WHAT YOU SHOULD DO — The answer is an exact repetition of every entry, with all images left out.

SUPPLIED DATA —
+ + + + + + +
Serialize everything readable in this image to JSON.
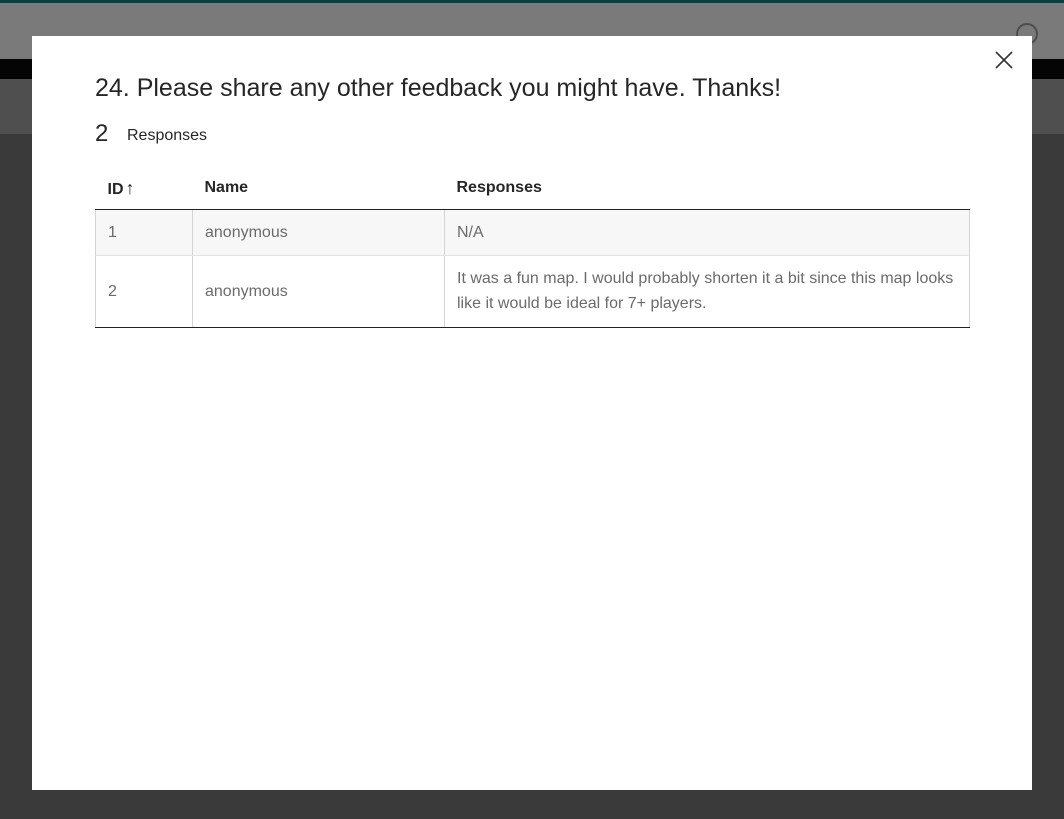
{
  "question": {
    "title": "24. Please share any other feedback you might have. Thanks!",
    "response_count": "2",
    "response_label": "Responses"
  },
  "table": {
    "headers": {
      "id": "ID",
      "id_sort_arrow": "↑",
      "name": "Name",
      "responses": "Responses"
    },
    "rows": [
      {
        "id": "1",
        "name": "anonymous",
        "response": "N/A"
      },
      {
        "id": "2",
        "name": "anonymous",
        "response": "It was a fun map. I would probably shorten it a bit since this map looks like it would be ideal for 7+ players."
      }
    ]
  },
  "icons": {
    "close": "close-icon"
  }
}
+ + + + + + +
THE ANSWER —
Serialize everything readable in this image to JSON.
{
  "question": {
    "title": "24. Please share any other feedback you might have. Thanks!",
    "response_count": "2",
    "response_label": "Responses"
  },
  "table": {
    "headers": {
      "id": "ID",
      "id_sort_arrow": "↑",
      "name": "Name",
      "responses": "Responses"
    },
    "rows": [
      {
        "id": "1",
        "name": "anonymous",
        "response": "N/A"
      },
      {
        "id": "2",
        "name": "anonymous",
        "response": "It was a fun map. I would probably shorten it a bit since this map looks like it would be ideal for 7+ players."
      }
    ]
  },
  "icons": {
    "close": "close-icon"
  }
}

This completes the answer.